» How to complete this task: Report each line from the records where the string "Dataforsyning" turns up.

» Available records:
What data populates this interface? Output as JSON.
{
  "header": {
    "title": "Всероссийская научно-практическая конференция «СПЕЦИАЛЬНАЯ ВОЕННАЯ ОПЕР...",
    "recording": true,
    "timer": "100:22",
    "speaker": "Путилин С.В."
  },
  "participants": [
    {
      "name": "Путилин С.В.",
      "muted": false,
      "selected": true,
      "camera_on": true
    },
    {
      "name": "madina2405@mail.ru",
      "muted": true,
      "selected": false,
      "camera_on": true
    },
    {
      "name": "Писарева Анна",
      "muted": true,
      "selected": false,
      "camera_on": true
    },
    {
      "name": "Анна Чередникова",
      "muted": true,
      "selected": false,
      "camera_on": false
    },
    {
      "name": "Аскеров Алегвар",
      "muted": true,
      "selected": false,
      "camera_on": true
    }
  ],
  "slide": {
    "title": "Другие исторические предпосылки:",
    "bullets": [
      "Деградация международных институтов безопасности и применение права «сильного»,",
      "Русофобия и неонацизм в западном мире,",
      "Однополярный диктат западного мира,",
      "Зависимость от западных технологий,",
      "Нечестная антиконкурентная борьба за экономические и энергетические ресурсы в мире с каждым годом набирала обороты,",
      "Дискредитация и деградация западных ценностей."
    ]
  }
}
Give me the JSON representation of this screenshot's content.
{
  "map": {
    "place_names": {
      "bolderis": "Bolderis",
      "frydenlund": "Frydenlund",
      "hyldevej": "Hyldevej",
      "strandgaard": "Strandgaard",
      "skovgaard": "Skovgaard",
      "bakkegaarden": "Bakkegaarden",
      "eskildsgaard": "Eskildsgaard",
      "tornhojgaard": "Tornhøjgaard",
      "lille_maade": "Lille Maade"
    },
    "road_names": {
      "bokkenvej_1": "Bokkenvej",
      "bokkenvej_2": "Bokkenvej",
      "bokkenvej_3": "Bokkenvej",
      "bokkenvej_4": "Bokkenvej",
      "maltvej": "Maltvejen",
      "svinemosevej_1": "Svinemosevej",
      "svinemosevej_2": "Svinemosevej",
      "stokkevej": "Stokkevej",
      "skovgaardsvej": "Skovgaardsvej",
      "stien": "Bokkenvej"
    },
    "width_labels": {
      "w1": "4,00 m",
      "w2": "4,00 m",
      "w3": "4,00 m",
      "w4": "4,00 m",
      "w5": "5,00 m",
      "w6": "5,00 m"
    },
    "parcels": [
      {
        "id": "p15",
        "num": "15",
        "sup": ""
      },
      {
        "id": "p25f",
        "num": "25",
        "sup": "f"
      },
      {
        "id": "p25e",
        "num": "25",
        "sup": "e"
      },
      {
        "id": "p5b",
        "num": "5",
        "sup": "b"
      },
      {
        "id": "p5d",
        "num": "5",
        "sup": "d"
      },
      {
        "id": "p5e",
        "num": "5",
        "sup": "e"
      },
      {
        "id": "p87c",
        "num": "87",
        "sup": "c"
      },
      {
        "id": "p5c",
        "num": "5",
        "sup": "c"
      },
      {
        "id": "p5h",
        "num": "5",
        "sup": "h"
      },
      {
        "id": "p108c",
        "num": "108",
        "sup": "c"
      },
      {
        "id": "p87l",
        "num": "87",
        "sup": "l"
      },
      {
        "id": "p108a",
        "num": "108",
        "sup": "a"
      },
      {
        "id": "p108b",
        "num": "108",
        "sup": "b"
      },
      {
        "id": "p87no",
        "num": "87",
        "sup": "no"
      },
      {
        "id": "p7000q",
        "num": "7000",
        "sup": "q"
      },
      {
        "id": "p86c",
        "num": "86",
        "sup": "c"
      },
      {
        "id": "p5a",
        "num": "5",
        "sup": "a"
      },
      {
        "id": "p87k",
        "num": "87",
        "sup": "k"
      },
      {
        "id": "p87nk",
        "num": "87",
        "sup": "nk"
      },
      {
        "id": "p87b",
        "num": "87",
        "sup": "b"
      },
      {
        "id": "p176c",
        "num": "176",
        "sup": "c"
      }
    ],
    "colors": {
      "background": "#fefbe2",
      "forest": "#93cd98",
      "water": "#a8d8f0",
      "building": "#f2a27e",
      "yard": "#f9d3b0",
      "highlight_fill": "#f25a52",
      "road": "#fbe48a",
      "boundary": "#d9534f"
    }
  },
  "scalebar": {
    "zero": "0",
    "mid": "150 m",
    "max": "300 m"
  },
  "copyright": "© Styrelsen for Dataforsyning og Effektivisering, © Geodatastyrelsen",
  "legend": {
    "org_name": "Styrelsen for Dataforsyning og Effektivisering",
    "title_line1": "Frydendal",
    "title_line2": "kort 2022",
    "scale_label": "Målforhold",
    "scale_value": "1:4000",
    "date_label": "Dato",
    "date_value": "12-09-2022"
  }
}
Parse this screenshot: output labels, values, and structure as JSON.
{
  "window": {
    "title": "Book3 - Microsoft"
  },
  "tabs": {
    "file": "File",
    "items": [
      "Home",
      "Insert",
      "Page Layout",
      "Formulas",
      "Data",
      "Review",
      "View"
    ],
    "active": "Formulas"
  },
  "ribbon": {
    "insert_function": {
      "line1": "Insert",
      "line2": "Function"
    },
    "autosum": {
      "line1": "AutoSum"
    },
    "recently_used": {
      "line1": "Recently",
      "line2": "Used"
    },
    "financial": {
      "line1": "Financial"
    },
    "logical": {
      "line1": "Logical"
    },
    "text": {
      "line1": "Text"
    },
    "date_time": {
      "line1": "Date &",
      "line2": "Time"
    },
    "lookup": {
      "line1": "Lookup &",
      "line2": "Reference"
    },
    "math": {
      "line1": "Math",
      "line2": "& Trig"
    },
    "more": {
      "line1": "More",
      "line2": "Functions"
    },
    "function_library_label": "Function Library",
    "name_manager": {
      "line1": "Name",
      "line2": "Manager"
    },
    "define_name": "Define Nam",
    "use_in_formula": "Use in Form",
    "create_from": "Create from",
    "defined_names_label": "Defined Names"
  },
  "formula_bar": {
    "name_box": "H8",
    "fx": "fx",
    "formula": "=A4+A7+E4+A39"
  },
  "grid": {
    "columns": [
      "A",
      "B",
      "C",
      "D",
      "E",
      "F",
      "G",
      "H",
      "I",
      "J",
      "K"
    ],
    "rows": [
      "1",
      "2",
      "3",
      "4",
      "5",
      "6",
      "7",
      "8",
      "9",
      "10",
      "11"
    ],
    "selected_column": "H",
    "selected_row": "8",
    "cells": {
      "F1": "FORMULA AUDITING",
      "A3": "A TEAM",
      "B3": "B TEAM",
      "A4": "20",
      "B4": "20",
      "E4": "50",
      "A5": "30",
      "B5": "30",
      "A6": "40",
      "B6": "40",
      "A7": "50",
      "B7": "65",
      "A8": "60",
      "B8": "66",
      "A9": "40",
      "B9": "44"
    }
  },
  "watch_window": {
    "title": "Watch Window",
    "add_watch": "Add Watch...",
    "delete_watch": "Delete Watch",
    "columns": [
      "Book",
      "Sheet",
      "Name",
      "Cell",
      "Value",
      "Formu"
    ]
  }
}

» Answer to this problem:
  "copyright": "© Styrelsen for Dataforsyning og Effektivisering, © Geodatastyrelsen",
    "org_name": "Styrelsen for Dataforsyning og Effektivisering",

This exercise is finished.